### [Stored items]

□ □ □ □

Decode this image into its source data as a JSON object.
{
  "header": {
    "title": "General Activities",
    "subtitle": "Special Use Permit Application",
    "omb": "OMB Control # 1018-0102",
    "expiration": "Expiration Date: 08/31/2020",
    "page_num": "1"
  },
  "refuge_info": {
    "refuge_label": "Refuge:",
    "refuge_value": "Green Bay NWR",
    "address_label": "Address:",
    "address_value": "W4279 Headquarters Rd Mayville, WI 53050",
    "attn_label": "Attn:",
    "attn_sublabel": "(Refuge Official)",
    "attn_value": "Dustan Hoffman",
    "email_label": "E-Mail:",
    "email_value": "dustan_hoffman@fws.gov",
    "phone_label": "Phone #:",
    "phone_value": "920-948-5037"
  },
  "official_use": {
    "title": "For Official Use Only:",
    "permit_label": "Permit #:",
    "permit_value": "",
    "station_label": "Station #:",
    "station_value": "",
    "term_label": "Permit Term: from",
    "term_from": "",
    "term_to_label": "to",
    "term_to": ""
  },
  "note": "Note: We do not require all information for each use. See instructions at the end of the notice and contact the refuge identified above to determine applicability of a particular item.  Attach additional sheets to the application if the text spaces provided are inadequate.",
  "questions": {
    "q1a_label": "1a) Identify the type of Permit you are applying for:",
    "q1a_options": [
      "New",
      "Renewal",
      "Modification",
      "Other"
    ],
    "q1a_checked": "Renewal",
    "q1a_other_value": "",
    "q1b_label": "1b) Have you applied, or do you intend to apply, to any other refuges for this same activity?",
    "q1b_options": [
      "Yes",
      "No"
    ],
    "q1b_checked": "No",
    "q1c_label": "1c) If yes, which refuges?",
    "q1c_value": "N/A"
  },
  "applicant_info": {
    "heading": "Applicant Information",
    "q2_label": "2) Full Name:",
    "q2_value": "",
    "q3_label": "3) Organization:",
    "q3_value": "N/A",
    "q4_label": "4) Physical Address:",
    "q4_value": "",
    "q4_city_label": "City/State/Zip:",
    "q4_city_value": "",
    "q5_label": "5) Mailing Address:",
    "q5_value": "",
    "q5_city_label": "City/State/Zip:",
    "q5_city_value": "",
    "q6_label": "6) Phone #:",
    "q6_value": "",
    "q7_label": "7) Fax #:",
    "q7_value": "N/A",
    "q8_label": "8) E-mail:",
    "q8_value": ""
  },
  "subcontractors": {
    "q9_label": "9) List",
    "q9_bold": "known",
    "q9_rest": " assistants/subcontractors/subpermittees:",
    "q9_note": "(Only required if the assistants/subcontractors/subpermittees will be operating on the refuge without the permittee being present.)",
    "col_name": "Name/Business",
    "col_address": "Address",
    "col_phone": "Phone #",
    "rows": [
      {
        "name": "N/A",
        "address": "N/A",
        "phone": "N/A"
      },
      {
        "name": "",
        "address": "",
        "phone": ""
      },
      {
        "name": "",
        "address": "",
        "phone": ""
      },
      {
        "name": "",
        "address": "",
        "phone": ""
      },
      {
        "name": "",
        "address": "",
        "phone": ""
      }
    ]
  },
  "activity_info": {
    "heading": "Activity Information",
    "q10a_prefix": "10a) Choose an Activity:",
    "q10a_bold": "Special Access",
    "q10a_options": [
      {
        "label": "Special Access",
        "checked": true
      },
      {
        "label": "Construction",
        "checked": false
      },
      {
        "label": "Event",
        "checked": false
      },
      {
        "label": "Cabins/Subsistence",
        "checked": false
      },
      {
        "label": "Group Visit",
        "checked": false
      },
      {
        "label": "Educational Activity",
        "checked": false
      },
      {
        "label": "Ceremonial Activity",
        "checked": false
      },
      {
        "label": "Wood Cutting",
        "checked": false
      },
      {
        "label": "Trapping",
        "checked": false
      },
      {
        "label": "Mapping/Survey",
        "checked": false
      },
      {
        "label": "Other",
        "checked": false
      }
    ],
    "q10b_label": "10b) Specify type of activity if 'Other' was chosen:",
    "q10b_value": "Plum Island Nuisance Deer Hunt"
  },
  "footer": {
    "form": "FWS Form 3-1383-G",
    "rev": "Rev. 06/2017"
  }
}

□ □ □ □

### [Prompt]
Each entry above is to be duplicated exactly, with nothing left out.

### [Output for this task]
Decode this image into its source data as a JSON object.
{
  "header": {
    "title": "General Activities",
    "subtitle": "Special Use Permit Application",
    "omb": "OMB Control # 1018-0102",
    "expiration": "Expiration Date: 08/31/2020",
    "page_num": "1"
  },
  "refuge_info": {
    "refuge_label": "Refuge:",
    "refuge_value": "Green Bay NWR",
    "address_label": "Address:",
    "address_value": "W4279 Headquarters Rd Mayville, WI 53050",
    "attn_label": "Attn:",
    "attn_sublabel": "(Refuge Official)",
    "attn_value": "Dustan Hoffman",
    "email_label": "E-Mail:",
    "email_value": "dustan_hoffman@fws.gov",
    "phone_label": "Phone #:",
    "phone_value": "920-948-5037"
  },
  "official_use": {
    "title": "For Official Use Only:",
    "permit_label": "Permit #:",
    "permit_value": "",
    "station_label": "Station #:",
    "station_value": "",
    "term_label": "Permit Term: from",
    "term_from": "",
    "term_to_label": "to",
    "term_to": ""
  },
  "note": "Note: We do not require all information for each use. See instructions at the end of the notice and contact the refuge identified above to determine applicability of a particular item.  Attach additional sheets to the application if the text spaces provided are inadequate.",
  "questions": {
    "q1a_label": "1a) Identify the type of Permit you are applying for:",
    "q1a_options": [
      "New",
      "Renewal",
      "Modification",
      "Other"
    ],
    "q1a_checked": "Renewal",
    "q1a_other_value": "",
    "q1b_label": "1b) Have you applied, or do you intend to apply, to any other refuges for this same activity?",
    "q1b_options": [
      "Yes",
      "No"
    ],
    "q1b_checked": "No",
    "q1c_label": "1c) If yes, which refuges?",
    "q1c_value": "N/A"
  },
  "applicant_info": {
    "heading": "Applicant Information",
    "q2_label": "2) Full Name:",
    "q2_value": "",
    "q3_label": "3) Organization:",
    "q3_value": "N/A",
    "q4_label": "4) Physical Address:",
    "q4_value": "",
    "q4_city_label": "City/State/Zip:",
    "q4_city_value": "",
    "q5_label": "5) Mailing Address:",
    "q5_value": "",
    "q5_city_label": "City/State/Zip:",
    "q5_city_value": "",
    "q6_label": "6) Phone #:",
    "q6_value": "",
    "q7_label": "7) Fax #:",
    "q7_value": "N/A",
    "q8_label": "8) E-mail:",
    "q8_value": ""
  },
  "subcontractors": {
    "q9_label": "9) List",
    "q9_bold": "known",
    "q9_rest": " assistants/subcontractors/subpermittees:",
    "q9_note": "(Only required if the assistants/subcontractors/subpermittees will be operating on the refuge without the permittee being present.)",
    "col_name": "Name/Business",
    "col_address": "Address",
    "col_phone": "Phone #",
    "rows": [
      {
        "name": "N/A",
        "address": "N/A",
        "phone": "N/A"
      },
      {
        "name": "",
        "address": "",
        "phone": ""
      },
      {
        "name": "",
        "address": "",
        "phone": ""
      },
      {
        "name": "",
        "address": "",
        "phone": ""
      },
      {
        "name": "",
        "address": "",
        "phone": ""
      }
    ]
  },
  "activity_info": {
    "heading": "Activity Information",
    "q10a_prefix": "10a) Choose an Activity:",
    "q10a_bold": "Special Access",
    "q10a_options": [
      {
        "label": "Special Access",
        "checked": true
      },
      {
        "label": "Construction",
        "checked": false
      },
      {
        "label": "Event",
        "checked": false
      },
      {
        "label": "Cabins/Subsistence",
        "checked": false
      },
      {
        "label": "Group Visit",
        "checked": false
      },
      {
        "label": "Educational Activity",
        "checked": false
      },
      {
        "label": "Ceremonial Activity",
        "checked": false
      },
      {
        "label": "Wood Cutting",
        "checked": false
      },
      {
        "label": "Trapping",
        "checked": false
      },
      {
        "label": "Mapping/Survey",
        "checked": false
      },
      {
        "label": "Other",
        "checked": false
      }
    ],
    "q10b_label": "10b) Specify type of activity if 'Other' was chosen:",
    "q10b_value": "Plum Island Nuisance Deer Hunt"
  },
  "footer": {
    "form": "FWS Form 3-1383-G",
    "rev": "Rev. 06/2017"
  }
}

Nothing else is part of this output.